NEW ORLEANS (07/26/2000) - For years, Web developers have been coming up with ways to display three-dimensional content on the Internet. And for just as long, most users have shown no enthusiasm for the proposition. Some possible reasons: 3D rarely looked very good on a typical PC with a dial-up Net connection; or the lack of compelling applications for multidimensional Web graphics.
That may be about to change. Several announcements at Siggraph 2000 in New Orleans -- this year's edition of the computer graphics community's annual meeting of the minds -- point towards new Web-based 3D graphics that could actually be worth getting excited about.
Support for Intel Corp.'s 3D Technology
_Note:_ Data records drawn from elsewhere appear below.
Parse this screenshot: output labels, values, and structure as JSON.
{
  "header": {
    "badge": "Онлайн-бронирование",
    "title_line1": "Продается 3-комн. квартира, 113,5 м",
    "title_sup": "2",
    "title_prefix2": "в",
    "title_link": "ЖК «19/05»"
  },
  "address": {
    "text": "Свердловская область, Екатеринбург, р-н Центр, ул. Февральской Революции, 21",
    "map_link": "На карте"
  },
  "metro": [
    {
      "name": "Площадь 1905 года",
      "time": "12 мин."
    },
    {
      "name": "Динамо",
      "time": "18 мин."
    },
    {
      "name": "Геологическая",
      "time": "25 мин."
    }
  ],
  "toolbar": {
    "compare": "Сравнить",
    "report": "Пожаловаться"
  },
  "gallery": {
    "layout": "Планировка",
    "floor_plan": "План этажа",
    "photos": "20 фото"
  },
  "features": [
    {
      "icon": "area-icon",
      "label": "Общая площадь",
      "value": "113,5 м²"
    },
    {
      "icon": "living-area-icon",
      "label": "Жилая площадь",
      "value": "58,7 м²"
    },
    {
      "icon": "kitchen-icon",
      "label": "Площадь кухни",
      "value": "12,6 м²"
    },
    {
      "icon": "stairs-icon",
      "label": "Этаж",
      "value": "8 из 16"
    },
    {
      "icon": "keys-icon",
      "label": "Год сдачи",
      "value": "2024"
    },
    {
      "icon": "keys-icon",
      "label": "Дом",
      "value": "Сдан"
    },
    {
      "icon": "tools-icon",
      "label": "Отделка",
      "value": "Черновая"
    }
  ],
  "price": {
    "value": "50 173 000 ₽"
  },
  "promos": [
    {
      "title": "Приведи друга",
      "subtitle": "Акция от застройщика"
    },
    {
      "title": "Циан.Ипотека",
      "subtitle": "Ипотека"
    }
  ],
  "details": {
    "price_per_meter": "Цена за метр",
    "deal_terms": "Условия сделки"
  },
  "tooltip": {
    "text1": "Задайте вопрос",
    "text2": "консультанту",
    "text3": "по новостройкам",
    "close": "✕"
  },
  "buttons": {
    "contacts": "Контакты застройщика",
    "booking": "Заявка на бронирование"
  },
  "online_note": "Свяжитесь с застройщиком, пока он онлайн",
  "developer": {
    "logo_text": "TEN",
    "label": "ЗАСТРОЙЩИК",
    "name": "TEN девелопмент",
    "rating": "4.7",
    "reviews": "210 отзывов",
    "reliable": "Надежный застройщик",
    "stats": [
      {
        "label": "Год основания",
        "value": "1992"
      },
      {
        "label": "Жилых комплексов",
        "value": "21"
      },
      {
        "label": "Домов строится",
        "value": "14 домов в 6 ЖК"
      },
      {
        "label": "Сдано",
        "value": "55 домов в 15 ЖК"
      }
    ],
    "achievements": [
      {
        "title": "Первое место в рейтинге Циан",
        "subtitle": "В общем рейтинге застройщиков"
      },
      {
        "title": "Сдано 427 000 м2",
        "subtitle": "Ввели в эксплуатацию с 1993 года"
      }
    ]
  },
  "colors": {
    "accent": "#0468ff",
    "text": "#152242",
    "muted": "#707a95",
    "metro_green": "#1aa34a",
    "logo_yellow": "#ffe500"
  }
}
Many of the announcements focus around Intel 3D Graphics Software, a new rendering technology from the chip giant. Past Intel efforts at rich multimedia content for the Web have focused on media that was optimized for the company's Pentium III processors, not older slower chips. Intel Internet 3D Graphics Software is different in that it's designed to run adequately on an older PC with a slow Internet connection, and better still on a faster system with a broadband connection. The software can sense the environment it's running in and adjust visuals accordingly. Slow systems will get blockier, less detailed imagery; better computers will display the same scenes with more realism.
According to Intel, the technology should perform respectably on any computer with 3D acceleration and a 56-kbps connection.
Intel 3D Graphics Software could wind up on millions of PCs rather quickly for one simple reason: Macromedia Inc., developer of the pervasive Shockwave media plug-in for Internet Explorer and Netscape Navigator, plans to incorporate Intel's technology into the next version of the Shockwave player. 137 million computer users currently have Shockwave installed. Those users will have to upgrade to a new version of the player to view 3D content, but the plug-in's huge existing base of users gives it an edge that previous 3D Web plug-ins have lacked.
Shopping in 3D
Great-looking 3D graphics are all well and good, but what will they be used for? Internet gaming is one obvious application, but Siggraph has seen more news relating to another application: e-commerce. The theory is that consumers will be more likely to buy clothing, furniture, and other products on the Web if they can rotate a photorealistic 3D model of the item before plunking down their money.
A few major Web sites, including those of clothing merchant Lands End and gadget purveyor The Sharper Image, already incorporate 3D models to a limited degree. But several Siggraph exhibitors have demoed products and services designed to get 3D on more Web shopping sites quickly. NxView Technologies, which creates 3D models for Web stores and other sites, showed off a 3D model of an armoire with highly realistic wood textures; Web shoppers can rotate the model in their browser and open and shut its doors and drawers.
My Virtual Model.com showed something that anyone who's tried to buy clothing on the Web can appreciate: A realistic human model that shoppers can adjust to resemble themselves, then dress in clothes that they're considering buying. The technology is already in use at the Lands End and JC Penney sites; the company hopes it will become a de facto standard for online clothing stores.
Both NxView and My Virtual Model's technologies will be compatible with Intel 3D Graphics Software and the upcoming Shockwave player upgrade. And Siggraph demos of all these interrelated technologies and software products looked impressive. The only question is: When will users get their hands on the new Shockwave? Macromedia isn't saying, but hints that it could be available as a free download by wintertime.